(Stored items from a collection)
---

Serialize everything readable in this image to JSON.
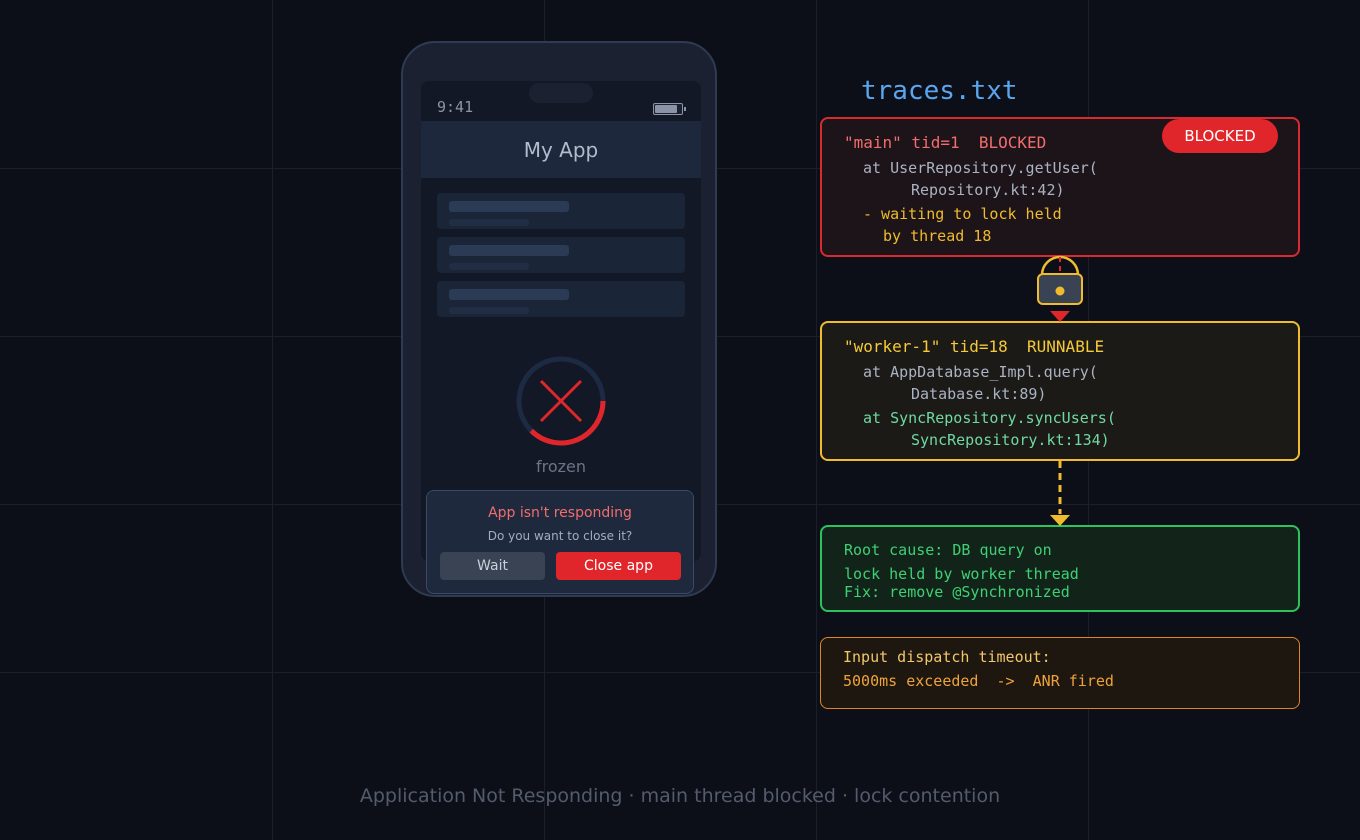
{
  "phone": {
    "status_time": "9:41",
    "app_title": "My App",
    "frozen_label": "frozen",
    "dialog": {
      "title": "App isn't responding",
      "subtitle": "Do you want to close it?",
      "wait_label": "Wait",
      "close_label": "Close app"
    }
  },
  "trace": {
    "file_name": "traces.txt",
    "main_thread": {
      "header": "\"main\" tid=1  BLOCKED",
      "badge": "BLOCKED",
      "line1": "at UserRepository.getUser(",
      "line2": "Repository.kt:42)",
      "wait1": "- waiting to lock held",
      "wait2": "by thread 18"
    },
    "worker_thread": {
      "header": "\"worker-1\" tid=18  RUNNABLE",
      "line1": "at AppDatabase_Impl.query(",
      "line2": "Database.kt:89)",
      "line3": "at SyncRepository.syncUsers(",
      "line4": "SyncRepository.kt:134)"
    },
    "root_cause": {
      "line1": "Root cause: DB query on",
      "line2": "lock held by worker thread",
      "line3": "Fix: remove @Synchronized"
    },
    "timeout": {
      "line1": "Input dispatch timeout:",
      "line2": "5000ms exceeded  ->  ANR fired"
    }
  },
  "footer": "Application Not Responding  ·  main thread blocked  ·  lock contention",
  "colors": {
    "background": "#0c0f17",
    "blocked_red": "#e0262b",
    "runnable_yellow": "#f0bb2c",
    "root_green": "#2cc25e",
    "timeout_orange": "#e08428",
    "title_blue": "#5aa6ef"
  }
}
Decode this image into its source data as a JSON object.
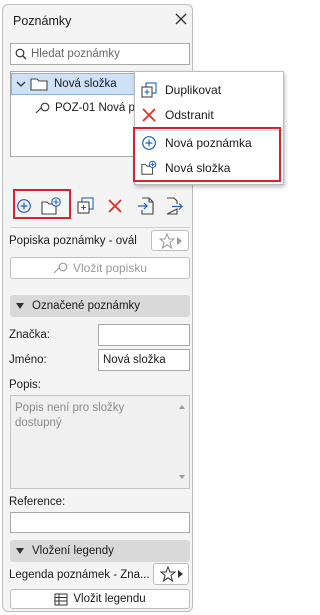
{
  "panel": {
    "title": "Poznámky",
    "search": {
      "placeholder": "Hledat poznámky",
      "value": ""
    },
    "tree": {
      "folder_label": "Nová složka",
      "note_label": "POZ-01 Nová p"
    },
    "label_section": {
      "label_title": "Popiska poznámky - ovál",
      "insert_label_button": "Vložit popisku"
    },
    "marked_section": {
      "header": "Označené poznámky",
      "mark_label": "Značka:",
      "mark_value": "",
      "name_label": "Jméno:",
      "name_value": "Nová složka",
      "description_label": "Popis:",
      "description_text": "Popis není pro složky dostupný",
      "reference_label": "Reference:",
      "reference_value": ""
    },
    "legend_section": {
      "header": "Vložení legendy",
      "legend_label": "Legenda poznámek - Zna...",
      "insert_legend_button": "Vložit legendu"
    }
  },
  "context_menu": {
    "items": [
      {
        "label": "Duplikovat",
        "icon": "duplicate-icon"
      },
      {
        "label": "Odstranit",
        "icon": "delete-icon"
      },
      {
        "label": "Nová poznámka",
        "icon": "add-note-icon"
      },
      {
        "label": "Nová složka",
        "icon": "new-folder-icon"
      }
    ]
  },
  "colors": {
    "highlight": "#d8232a",
    "accent_blue": "#1f5fbf",
    "delete_red": "#e0301e",
    "selection": "#cfe1f7"
  }
}
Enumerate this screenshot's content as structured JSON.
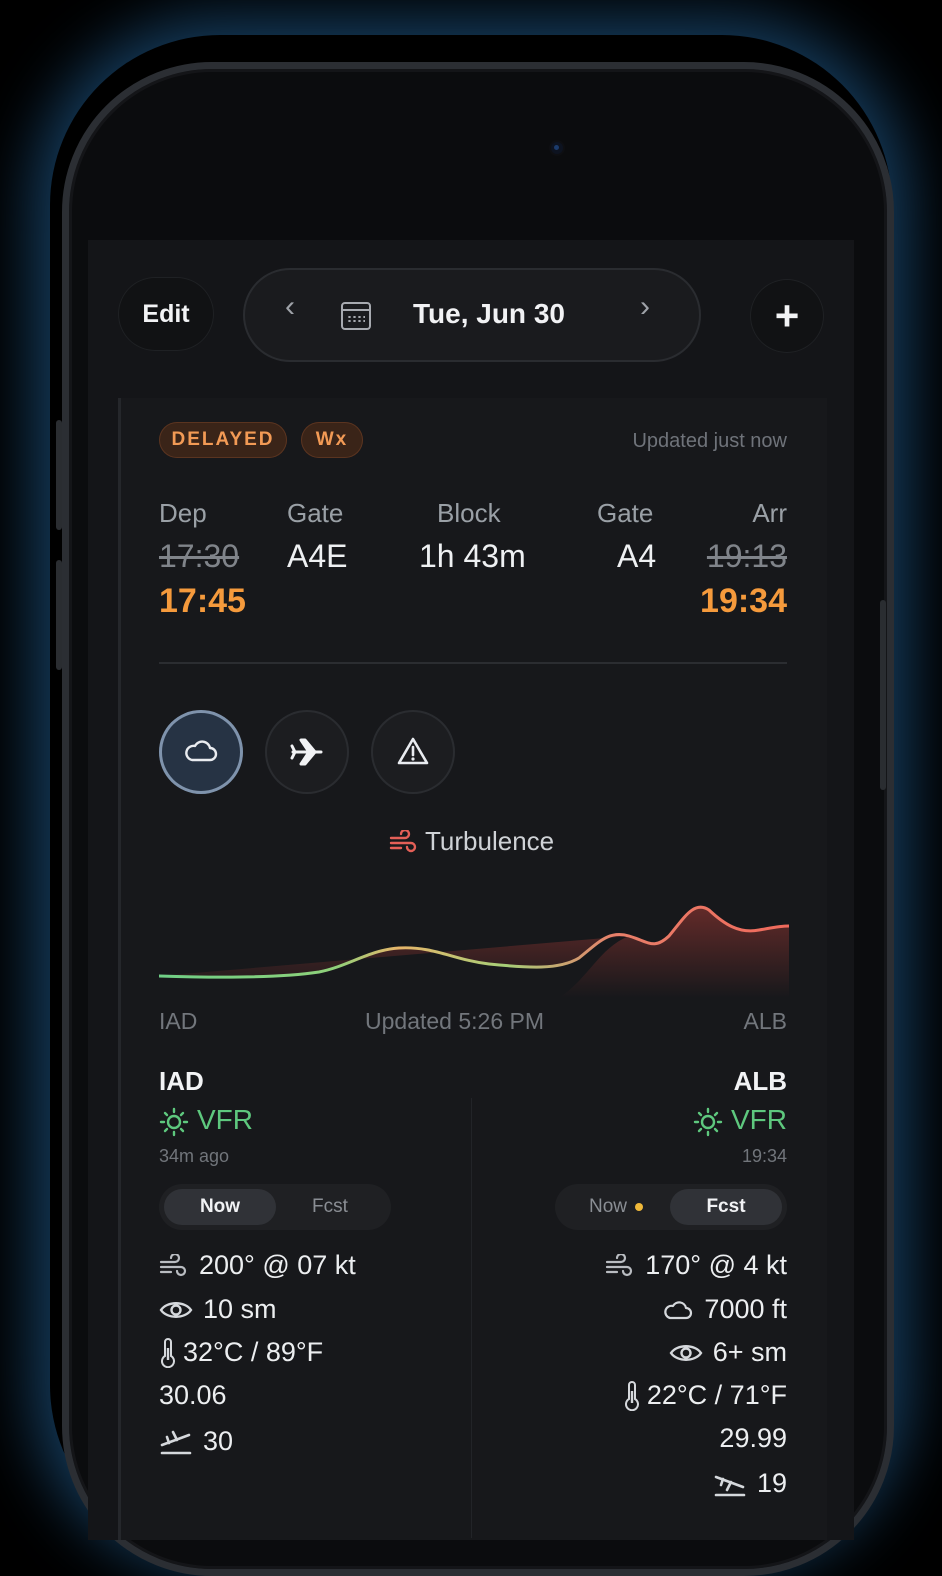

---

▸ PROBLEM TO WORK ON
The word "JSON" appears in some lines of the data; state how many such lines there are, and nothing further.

▸ FINISHED TASK
3